▶ [Problem requirements]: List each line of the data that holds the string "Tired", please.

+ + + +

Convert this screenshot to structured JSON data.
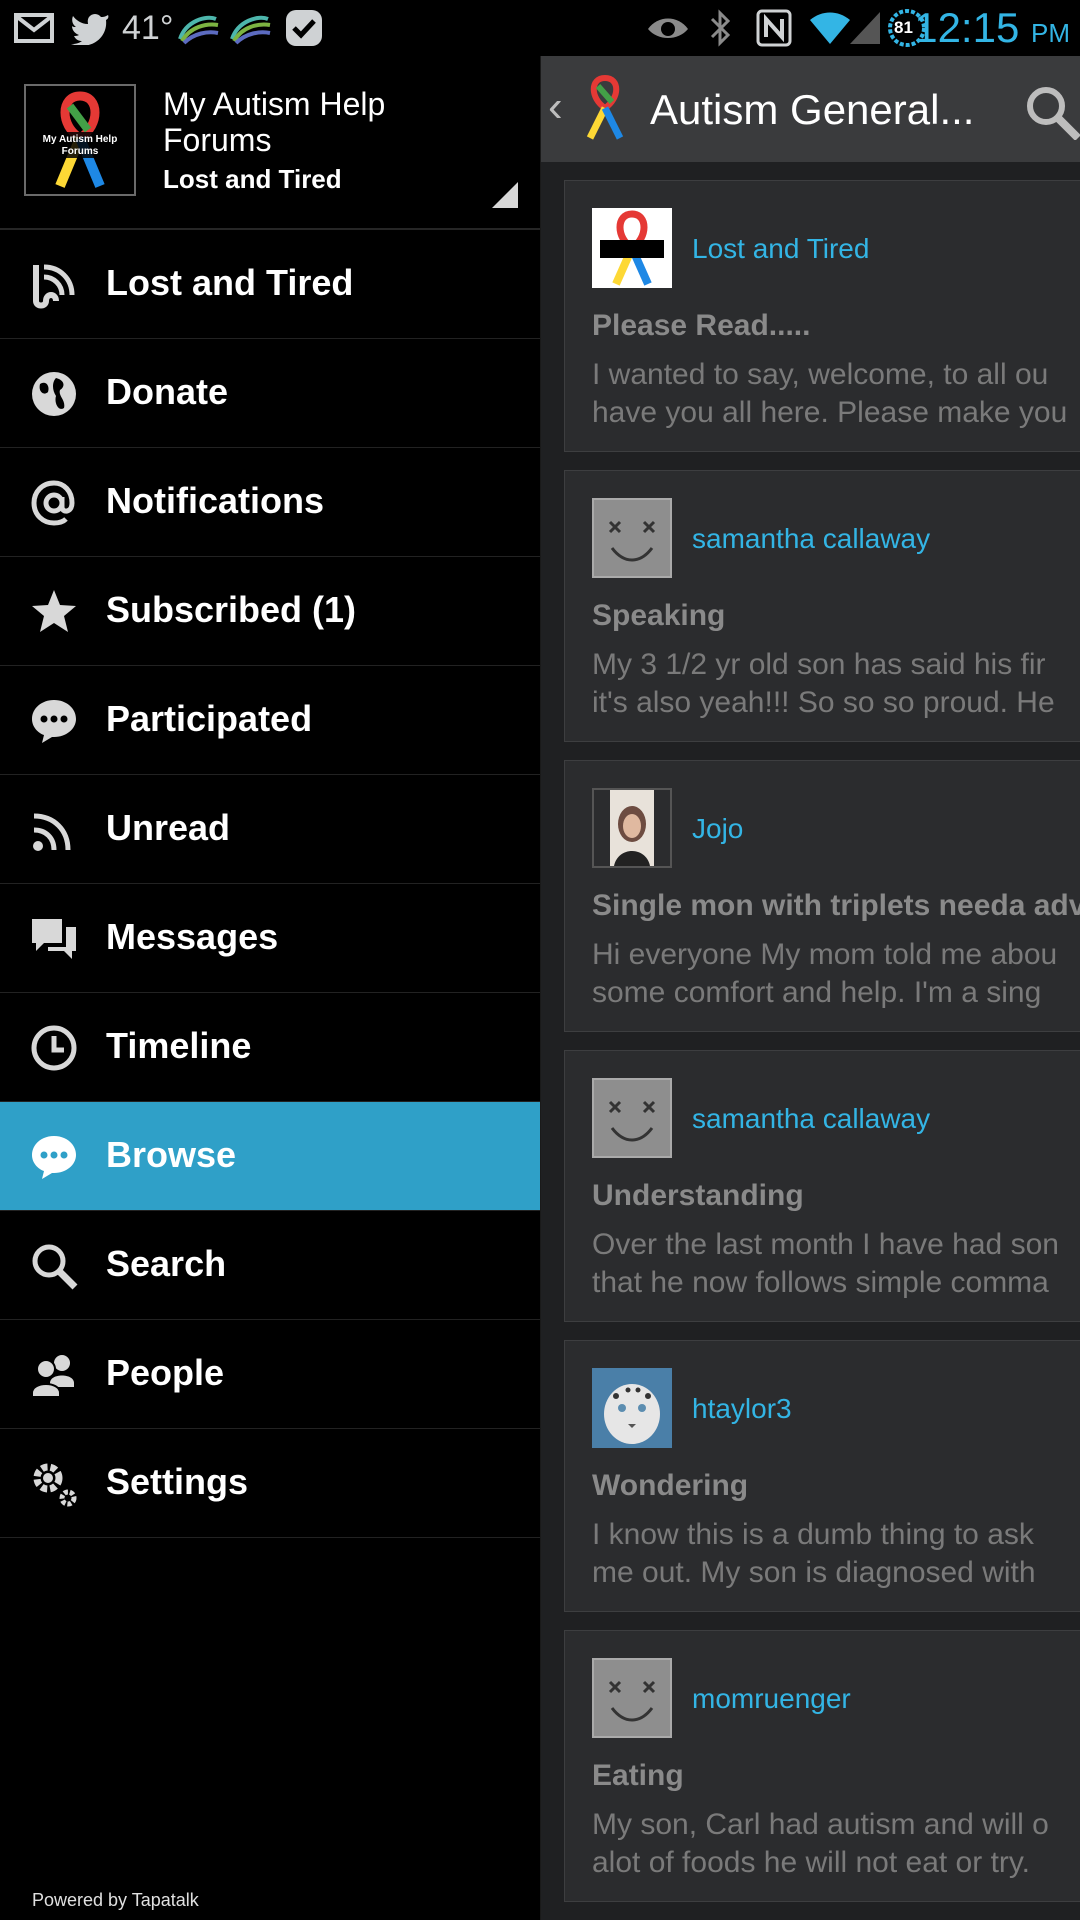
{
  "status_bar": {
    "temperature": "41°",
    "battery": "81",
    "time": "12:15",
    "ampm": "PM"
  },
  "drawer": {
    "forum_name": "My Autism Help Forums",
    "username": "Lost and Tired",
    "logo_text": "My Autism Help Forums",
    "menu": [
      {
        "label": "Lost and Tired",
        "icon": "feed-icon"
      },
      {
        "label": "Donate",
        "icon": "globe-icon"
      },
      {
        "label": "Notifications",
        "icon": "at-icon"
      },
      {
        "label": "Subscribed (1)",
        "icon": "star-icon"
      },
      {
        "label": "Participated",
        "icon": "chat-bubble-icon"
      },
      {
        "label": "Unread",
        "icon": "rss-icon"
      },
      {
        "label": "Messages",
        "icon": "messages-icon"
      },
      {
        "label": "Timeline",
        "icon": "clock-icon"
      },
      {
        "label": "Browse",
        "icon": "browse-icon",
        "active": true
      },
      {
        "label": "Search",
        "icon": "search-icon"
      },
      {
        "label": "People",
        "icon": "people-icon"
      },
      {
        "label": "Settings",
        "icon": "gear-icon"
      }
    ],
    "footer": "Powered by Tapatalk"
  },
  "content": {
    "title": "Autism General...",
    "posts": [
      {
        "author": "Lost and Tired",
        "title": "Please Read.....",
        "line1": "I wanted to say, welcome, to all ou",
        "line2": "have you all here. Please make you"
      },
      {
        "author": "samantha callaway",
        "title": "Speaking",
        "line1": "My 3 1/2 yr old son has said his fir",
        "line2": "it's also yeah!!! So so so proud. He"
      },
      {
        "author": "Jojo",
        "title": "Single mon with triplets needa adv",
        "line1": "Hi everyone My mom told me abou",
        "line2": "some comfort and help. I'm a sing"
      },
      {
        "author": "samantha callaway",
        "title": "Understanding",
        "line1": "Over the last month I have had son",
        "line2": "that he now follows simple comma"
      },
      {
        "author": "htaylor3",
        "title": "Wondering",
        "line1": "I know this is a dumb thing to ask",
        "line2": "me out. My son is diagnosed with"
      },
      {
        "author": "momruenger",
        "title": "Eating",
        "line1": "My son, Carl had autism and will o",
        "line2": "alot of foods he will not eat or try."
      }
    ]
  },
  "colors": {
    "accent": "#33b5e5",
    "active_item": "#2fa0c8"
  }
}
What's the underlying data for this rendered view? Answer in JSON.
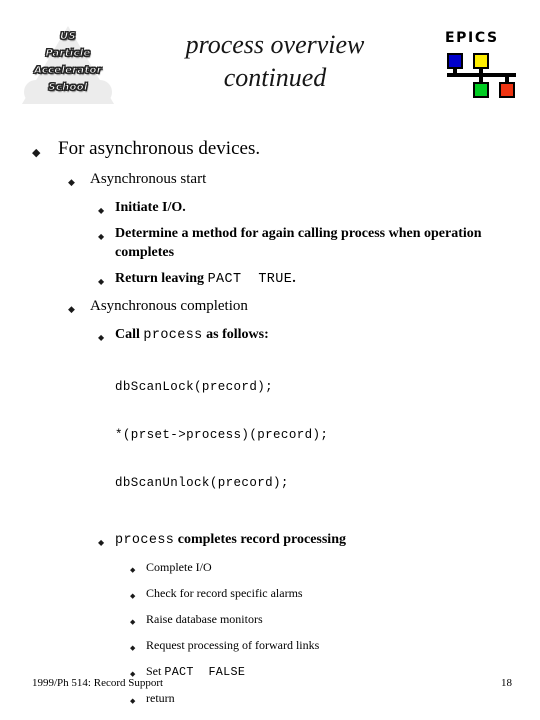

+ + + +

▶ [Reply]:
    "username": "Lost and Tired",
        "label": "Lost and Tired",
        "author": "Lost and Tired",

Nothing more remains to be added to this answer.